Extracted information →
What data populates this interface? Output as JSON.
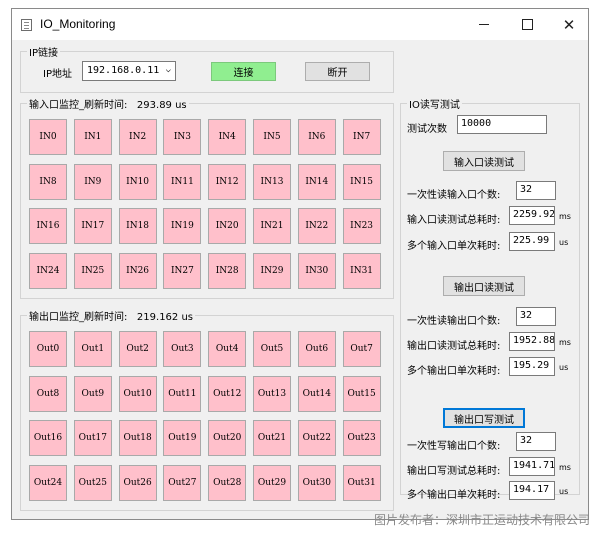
{
  "window": {
    "title": "IO_Monitoring",
    "minimize_glyph": "",
    "close_glyph": "✕"
  },
  "ip_group": {
    "title": "IP链接",
    "ip_label": "IP地址",
    "ip_value": "192.168.0.11",
    "connect_label": "连接",
    "disconnect_label": "断开"
  },
  "input_group": {
    "title": "输入口监控_刷新时间:",
    "refresh_time": "293.89 us",
    "cells": [
      "IN0",
      "IN1",
      "IN2",
      "IN3",
      "IN4",
      "IN5",
      "IN6",
      "IN7",
      "IN8",
      "IN9",
      "IN10",
      "IN11",
      "IN12",
      "IN13",
      "IN14",
      "IN15",
      "IN16",
      "IN17",
      "IN18",
      "IN19",
      "IN20",
      "IN21",
      "IN22",
      "IN23",
      "IN24",
      "IN25",
      "IN26",
      "IN27",
      "IN28",
      "IN29",
      "IN30",
      "IN31"
    ]
  },
  "output_group": {
    "title": "输出口监控_刷新时间:",
    "refresh_time": "219.162 us",
    "cells": [
      "Out0",
      "Out1",
      "Out2",
      "Out3",
      "Out4",
      "Out5",
      "Out6",
      "Out7",
      "Out8",
      "Out9",
      "Out10",
      "Out11",
      "Out12",
      "Out13",
      "Out14",
      "Out15",
      "Out16",
      "Out17",
      "Out18",
      "Out19",
      "Out20",
      "Out21",
      "Out22",
      "Out23",
      "Out24",
      "Out25",
      "Out26",
      "Out27",
      "Out28",
      "Out29",
      "Out30",
      "Out31"
    ]
  },
  "rw_test": {
    "title": "IO读写测试",
    "test_count_label": "测试次数",
    "test_count": "10000",
    "input_read": {
      "button": "输入口读测试",
      "count_label": "一次性读输入口个数:",
      "count": "32",
      "total_label": "输入口读测试总耗时:",
      "total": "2259.92",
      "total_unit": "ms",
      "single_label": "多个输入口单次耗时:",
      "single": "225.99",
      "single_unit": "us"
    },
    "output_read": {
      "button": "输出口读测试",
      "count_label": "一次性读输出口个数:",
      "count": "32",
      "total_label": "输出口读测试总耗时:",
      "total": "1952.88",
      "total_unit": "ms",
      "single_label": "多个输出口单次耗时:",
      "single": "195.29",
      "single_unit": "us"
    },
    "output_write": {
      "button": "输出口写测试",
      "count_label": "一次性写输出口个数:",
      "count": "32",
      "total_label": "输出口写测试总耗时:",
      "total": "1941.71",
      "total_unit": "ms",
      "single_label": "多个输出口单次耗时:",
      "single": "194.17",
      "single_unit": "us"
    }
  },
  "watermark": "图片发布者：深圳市正运动技术有限公司"
}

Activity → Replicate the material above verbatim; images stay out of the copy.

Exercise solution →
What data populates this interface? Output as JSON.
{
  "window": {
    "title": "IO_Monitoring",
    "minimize_glyph": "",
    "close_glyph": "✕"
  },
  "ip_group": {
    "title": "IP链接",
    "ip_label": "IP地址",
    "ip_value": "192.168.0.11",
    "connect_label": "连接",
    "disconnect_label": "断开"
  },
  "input_group": {
    "title": "输入口监控_刷新时间:",
    "refresh_time": "293.89 us",
    "cells": [
      "IN0",
      "IN1",
      "IN2",
      "IN3",
      "IN4",
      "IN5",
      "IN6",
      "IN7",
      "IN8",
      "IN9",
      "IN10",
      "IN11",
      "IN12",
      "IN13",
      "IN14",
      "IN15",
      "IN16",
      "IN17",
      "IN18",
      "IN19",
      "IN20",
      "IN21",
      "IN22",
      "IN23",
      "IN24",
      "IN25",
      "IN26",
      "IN27",
      "IN28",
      "IN29",
      "IN30",
      "IN31"
    ]
  },
  "output_group": {
    "title": "输出口监控_刷新时间:",
    "refresh_time": "219.162 us",
    "cells": [
      "Out0",
      "Out1",
      "Out2",
      "Out3",
      "Out4",
      "Out5",
      "Out6",
      "Out7",
      "Out8",
      "Out9",
      "Out10",
      "Out11",
      "Out12",
      "Out13",
      "Out14",
      "Out15",
      "Out16",
      "Out17",
      "Out18",
      "Out19",
      "Out20",
      "Out21",
      "Out22",
      "Out23",
      "Out24",
      "Out25",
      "Out26",
      "Out27",
      "Out28",
      "Out29",
      "Out30",
      "Out31"
    ]
  },
  "rw_test": {
    "title": "IO读写测试",
    "test_count_label": "测试次数",
    "test_count": "10000",
    "input_read": {
      "button": "输入口读测试",
      "count_label": "一次性读输入口个数:",
      "count": "32",
      "total_label": "输入口读测试总耗时:",
      "total": "2259.92",
      "total_unit": "ms",
      "single_label": "多个输入口单次耗时:",
      "single": "225.99",
      "single_unit": "us"
    },
    "output_read": {
      "button": "输出口读测试",
      "count_label": "一次性读输出口个数:",
      "count": "32",
      "total_label": "输出口读测试总耗时:",
      "total": "1952.88",
      "total_unit": "ms",
      "single_label": "多个输出口单次耗时:",
      "single": "195.29",
      "single_unit": "us"
    },
    "output_write": {
      "button": "输出口写测试",
      "count_label": "一次性写输出口个数:",
      "count": "32",
      "total_label": "输出口写测试总耗时:",
      "total": "1941.71",
      "total_unit": "ms",
      "single_label": "多个输出口单次耗时:",
      "single": "194.17",
      "single_unit": "us"
    }
  },
  "watermark": "图片发布者：深圳市正运动技术有限公司"
}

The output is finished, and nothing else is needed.